Longtime Florida Democratic leader Alan Clendenin is back in the running for the party’s state chairmanship after winning an overwhelming vote to reject a committee’s ruling from Friday night that had disqualified him.
Clendenin’s candidacy for the state chair was restored after he made a “you know me” speech Saturday morning to the Florida Democratic Party executive committee, to toss the Friday ruling by the party’s Judicial Council, which had ruled him ineligible.
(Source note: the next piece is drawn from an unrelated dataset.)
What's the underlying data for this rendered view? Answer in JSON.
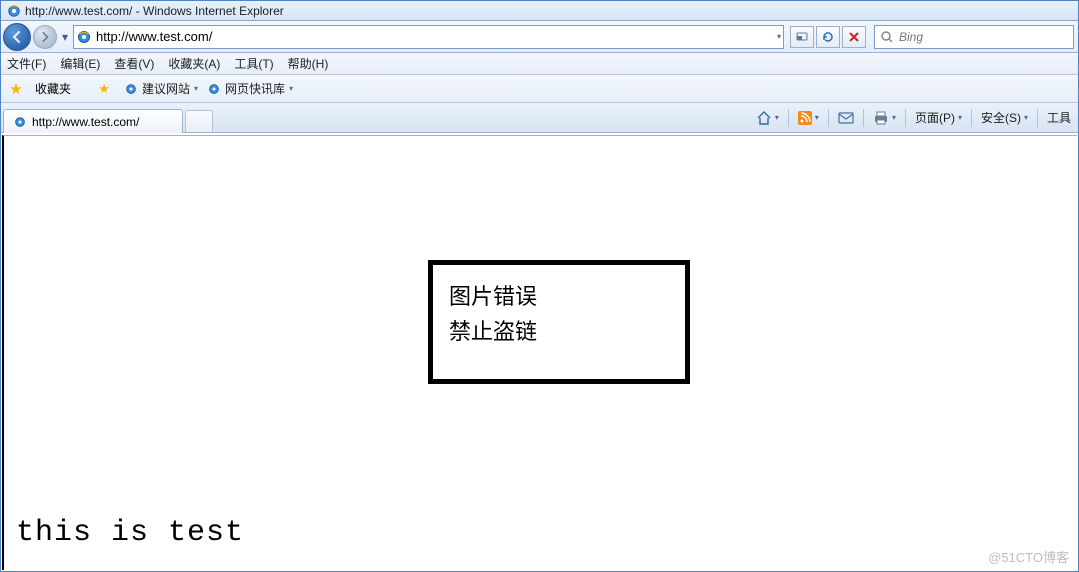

“What happened yesterday had very little to do with the facts and more to do with agenda,” Clendenin said in unsuccessfully arguing his case before the executive committee. “I’ve spent 42 years working hard for the Democratic Party.”
The executive committee also upheld a ruling by that council to keep Miami-Dade developer Stephen Bittel o the ballot.
Bittel still must face Lisa King of Duval County, Leah Carius of Osceola County and Dwight Bullard of Gadsden County.
Party Vice Chairman Clendenin was disqualified by the Democrats’ Judicial Council Friday night from running for the statewide chair’s position. On Saturday morning he sought, unsuccessfully to stay alive in the chair’s race with an appeal to the executive committee.
Yet a challenge against Bittel was denied, and that denial was upheld Saturday morning by the executive committee. But it remains an active issue. Attorney Bruce Jacobs, who is challenging Bittel’s qualification, was denied the opportunity to speak Saturday morning, but said the matter would go to court.
And that pair of challenges hangs over the gathering Saturday, leading to shouts from the crowd.
Jacobs has filed a lawsuit in Circuit Court in Miami-Dade County to legally challenge how Bittel was elected state committeeman in Miami-Dade, making him eligible to run statewide. He said a hearing had been set for next Friday in the court of Judge Lisa Walsh.
Bittel’s attorney then told the gathering that Bittel’s election in Miami-Dade followed the letter of the law, and said the extensive evidence is prepared to show that.
Democrats are trying their hands at new technology to count votes.
Each qualified delegate has been given a digital, Wi-Fi clicker, assigned to them. To vote, they click their choices, and their votes are instantaneously recorded and displayed on a screen at the front of the room, with a timer showing when time expires.
The technology should result in much quicker results as the Democrats pick a new chair this morning, along with other top officers and ten delegates to the Democratic National Convention.
“They’re rented, so the Russians can’t hack them,” quipped Helen McFadden, the DNC’s parliamentarian.